Rosemary raised over £1,500 and wrote afterwards: ‘I proved to myself that a journey of this sort can still be undertaken if proper training, preparation and planning is carried out … and the RNLI has tremendous support throughout the country, even in places remote from the sea.’
Meanwhile, spare a thought for Alex Ellis-Roswell, who is walking around the Irish and UK coastline – with no donkey support team to lighten his load.
6. Think outside the collecting box – 2014
With innovations in the how of fundraising, it makes sense that the what is up for discussion too.
As well as accepting pounds and euros, the RNLI has long benefitted from unwanted foreign coins. But in 2014, donors’ wallets went digital when we became the first major UK charity to accept the cryptocurrency, Bitcoin. The money may be virtual but the benefits are very real, with over 800 donations and £2,700 drawn down into sterling so far.

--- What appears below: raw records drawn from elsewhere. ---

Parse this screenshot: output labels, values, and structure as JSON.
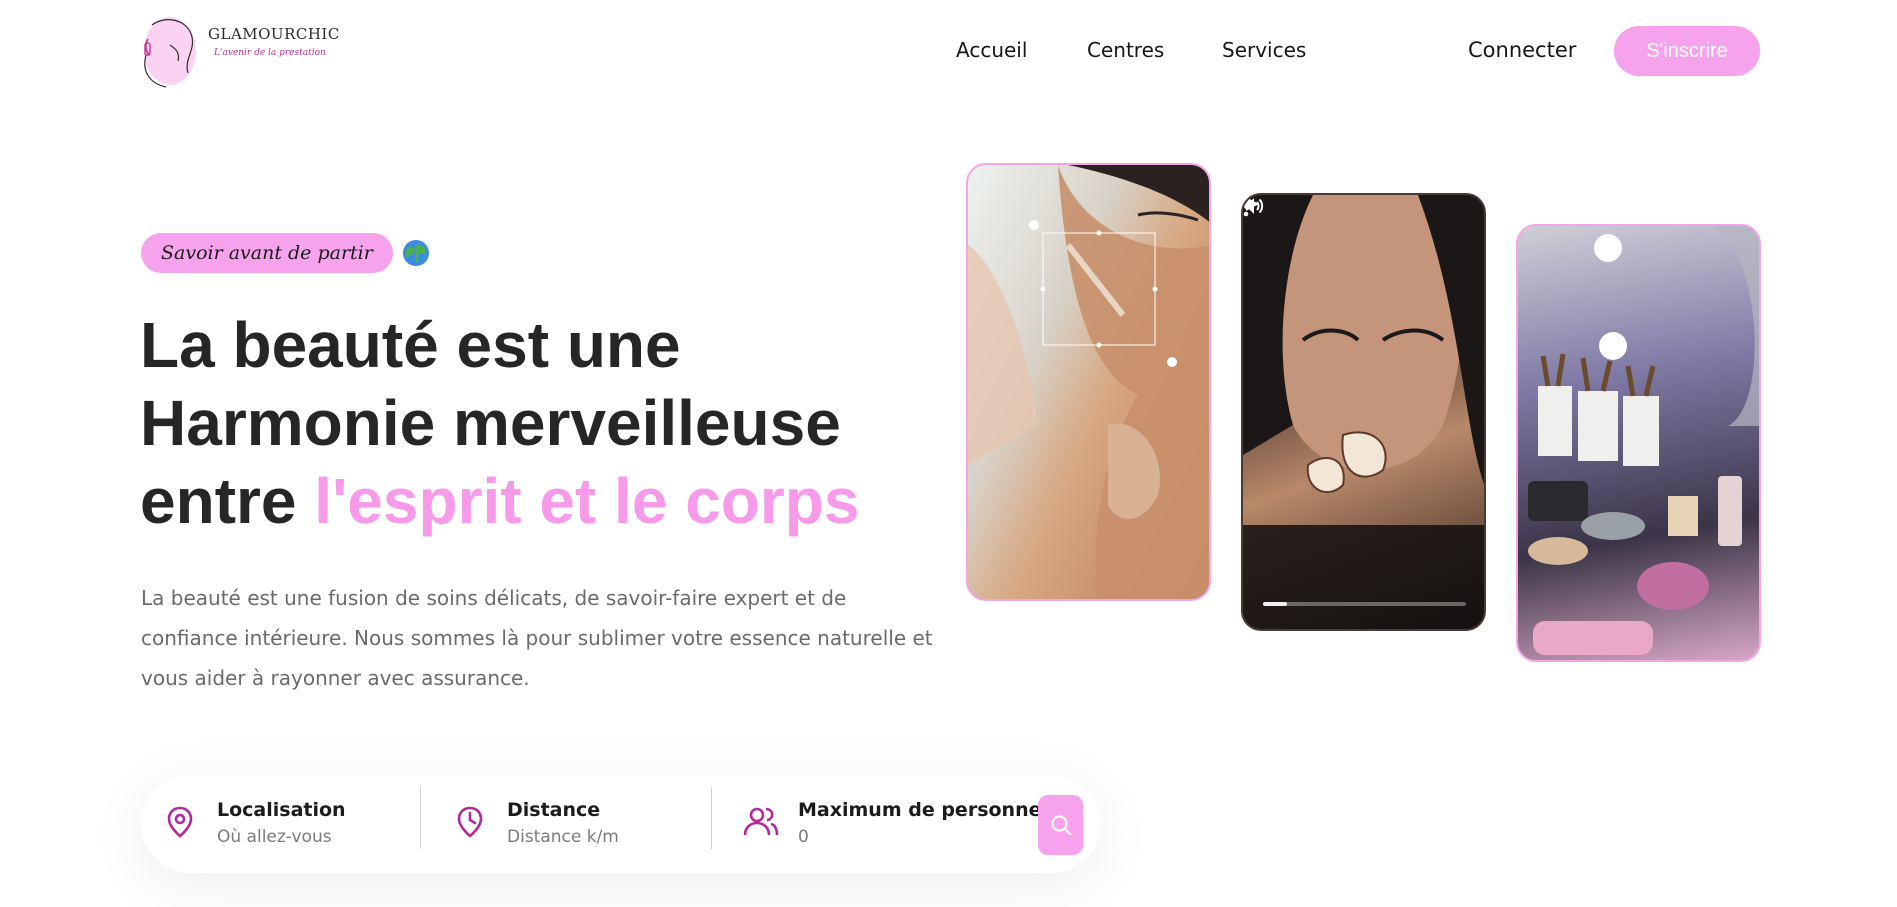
{
  "brand": {
    "name": "GLAMOURCHIC",
    "tagline": "L'avenir de la prestation"
  },
  "nav": {
    "items": [
      "Accueil",
      "Centres",
      "Services"
    ]
  },
  "auth": {
    "login": "Connecter",
    "signup": "S'inscrire"
  },
  "hero": {
    "badge": "Savoir avant de partir",
    "headline_line1": "La beauté est une",
    "headline_line2": "Harmonie merveilleuse",
    "headline_line3_plain": "entre ",
    "headline_line3_accent": "l'esprit et le corps",
    "description": "La beauté est une fusion de soins délicats, de savoir-faire expert et de confiance intérieure. Nous sommes là pour sublimer votre essence naturelle et vous aider à rayonner avec assurance."
  },
  "search": {
    "fields": [
      {
        "title": "Localisation",
        "placeholder": "Où allez-vous",
        "icon": "location-pin-icon"
      },
      {
        "title": "Distance",
        "placeholder": "Distance k/m",
        "icon": "clock-pin-icon"
      },
      {
        "title": "Maximum de personne",
        "value": "0",
        "icon": "users-icon"
      }
    ],
    "button_icon": "search-icon"
  },
  "video": {
    "progress": 0.12
  },
  "colors": {
    "accent": "#f7a2ed",
    "accent_text": "#f79ae9",
    "icon": "#b4289b"
  }
}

We're also trialling contactless giving. You can tap your credit or debit card - or your phone if you're set up for mobile payments - to donate quickly and easily at Aldeburgh and Tenby Lifeboat Stations, Looe and Penzance RNLI Shops, the Grace Darling Museum, the Henry Blogg Museum and Dart RNLI Visitor Centre. Look out for our 'Tap to give' boxes at RNLI events and lifeguarded beaches too!
7. A lifeboat can have many names – 2015
It’s an old Scandinavian saying that ‘a loved child has many names’. This surely makes Shannon class lifeboat Cosandra the most loved in the fleet. After our Christmas 2015 appeal to fund this relief boat, the names of 13,256 funders have formed the distinctive RNLI 13-12 on her hull.
You can watch the curiously hypnotic printing, cutting and sticking process below. (Anyone who’s used sticky-backed plastic will seriously respect the lack of bubbles in that sticker application.)
8. Exploit animal cuteness – timeless
Long before the first sneezing panda gif(t)ed its way onto our screens, animal lovers have been wheeling out the big guns to bring in the coins.
Special mention should go to the dogs, who – our archives confirm – have been kitted out in all manner of clever harnesses to hold collection boxes.
And let’s not forget young Alison Robertson’s fundraising chicken, which she paraded around the streets of Eastbourne in a pram on RNLI flag days. One blue steel look (posed below) from the much-loved family pet had people bewitched and emptying their pockets.
Keep in touch with us from 2017
For almost 200 years, we’ve been coming up with new ways to keep fundraising fresh. We’ve always valued our supporters and the trust you place in us, so we’re becoming the first major UK charity to move to opt-in communications. From January 2017, we won’t contact you unless you’ve given us your permission.